Juhyun Lee, an assistant professor in the Bioengineering Department, has been awarded a prestigious Career Development Award by the American Heart Association for the research. The three-year, $251,000 grant relates to another grant that he received in March to develop a new microscope that can capture 3-D motion, then add time to construct a 4-D beating heart using optical imaging techniques with fluorescent nanoparticles in a zebrafish.
As the ventricular chambers of the heart develop, mechanical forces such as contraction of the heart muscle and blood flow cause ridges and grooves to form in a wavelike pattern called a trabecular network in the direction of the blood flow. Too much or too little trabeculation can lead to defects with high mortality rates.

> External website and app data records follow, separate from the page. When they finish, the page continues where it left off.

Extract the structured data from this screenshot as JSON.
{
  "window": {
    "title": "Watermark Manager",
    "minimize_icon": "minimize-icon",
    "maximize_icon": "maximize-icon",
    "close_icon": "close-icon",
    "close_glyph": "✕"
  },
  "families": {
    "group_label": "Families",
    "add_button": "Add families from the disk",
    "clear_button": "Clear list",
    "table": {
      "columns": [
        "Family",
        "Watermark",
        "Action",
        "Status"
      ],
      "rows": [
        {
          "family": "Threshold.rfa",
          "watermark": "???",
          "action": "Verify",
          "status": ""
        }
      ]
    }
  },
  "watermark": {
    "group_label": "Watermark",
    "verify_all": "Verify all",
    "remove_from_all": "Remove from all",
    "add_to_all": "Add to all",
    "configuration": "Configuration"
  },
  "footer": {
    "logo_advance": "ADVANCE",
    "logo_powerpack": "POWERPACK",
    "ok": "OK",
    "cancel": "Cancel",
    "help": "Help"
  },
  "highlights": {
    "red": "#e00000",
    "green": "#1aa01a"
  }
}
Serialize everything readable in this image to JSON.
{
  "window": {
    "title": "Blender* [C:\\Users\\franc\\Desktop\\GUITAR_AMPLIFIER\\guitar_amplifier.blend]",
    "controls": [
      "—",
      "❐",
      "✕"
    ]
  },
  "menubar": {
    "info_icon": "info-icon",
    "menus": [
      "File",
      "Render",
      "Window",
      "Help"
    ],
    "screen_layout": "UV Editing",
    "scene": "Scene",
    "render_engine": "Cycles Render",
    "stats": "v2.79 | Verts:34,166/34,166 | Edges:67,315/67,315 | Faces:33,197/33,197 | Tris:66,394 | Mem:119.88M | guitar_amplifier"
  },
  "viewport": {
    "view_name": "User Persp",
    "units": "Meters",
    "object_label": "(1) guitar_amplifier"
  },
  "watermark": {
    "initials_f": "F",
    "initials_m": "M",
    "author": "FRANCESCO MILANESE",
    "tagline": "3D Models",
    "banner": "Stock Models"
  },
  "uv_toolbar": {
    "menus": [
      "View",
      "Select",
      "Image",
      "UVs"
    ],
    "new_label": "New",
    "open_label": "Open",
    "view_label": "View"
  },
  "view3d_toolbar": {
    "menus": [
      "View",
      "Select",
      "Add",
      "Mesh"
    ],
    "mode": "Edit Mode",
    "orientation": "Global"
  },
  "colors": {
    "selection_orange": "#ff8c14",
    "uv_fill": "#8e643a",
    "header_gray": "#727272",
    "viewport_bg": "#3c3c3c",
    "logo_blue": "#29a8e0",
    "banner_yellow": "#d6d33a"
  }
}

Lee will use the new grant to explore targeted delivery of messenger RNA, or mRNA, to reverse damage caused by congenital heart disease by modulating the mechanical forces to reduce gene expressions. Then, he will use nanoparticles to encapsulate the mRNA and deliver it to the heart. Once the mRNA is introduced, he will recover the gene expression to see if trabeculation occurs even in the absence of mechanical forces.
Messenger RNA conveys genetic information from DNA to the ribosome, where they specify the amino acid sequence of the protein products of gene expression.
"Without mechanical forces, gene expression goes away. We are trying to find a way to stimulate gene expression even in the absence of those mechanical forces," Lee said. "We can't control biomechanical forces, such as whether a patient has low contractility or low blood flow, but if we can control the gene expression that leads to cardiac development we could eventually repair congenital heart defects and other damage to the heart."
Part of the research will include using the microscope that he developed to integrate multi-view fusion to enhance the quality of the image. Multi-view fusion involves taking photos around an object 45 degrees apart, then using a computer to fuse the photos together to increase quality by eliminating dark areas of the photos affected by the scattering of light in the object.
Lee's work is the latest example of UTA's research in cardiac health in support of health and the human condition, a key tenet of the University's Strategic Plan 2020: Bold Solutions | Global Impact, said Michael Cho, professor and Alfred R. and Janet H. Potvin Endowed Chair of the Bioengineering Department.
"I am delighted that Dr. Lee has received this prestigious grant so early in his career. His achievements in his first year as an assistant professor are outstanding," Cho said. "This new grant, coupled with his current grant, will provide critical insight into how gene expressions can be used to jump-start heart growth or healing. Promising discoveries could lead to major advances in how heart defects and damage from congenital heart disease are treated."
Other recent examples of UTA research in cardiac health include:
- Michael Nelson, assistant professor of kinesiology, is using a $3.3 million grant from the National Institutes of Health to study the link between fat storage in the heart and cardiovascular disease, as well as the influence of gender on the development of cardiac dysfunction.
- Bioengineering Professor Kytai Nguyen earned a National Institutes of Health T-32 grant totaling more than $1 million over five years to recruit and train outstanding doctoral students in nanotechnology and nanomedicine related to cardiovascular and pulmonary issues.
- Mark Haykowsky, a cardiovascular exercise scientist in the College of Nursing and Health Innovation, received a $308,000 grant from the National Institutes of Health to study exercise intolerance in older heart failure patients with preserved ejection fraction, or HFpEF.
- Yi Hong, an assistant professor in the Bioengineering Department, was awarded a $211,000 R21 grant from the National Institutes of Health to develop materials that will allow doctors to use a 3-D printer to create unique new blood vessels for children with vascular defects.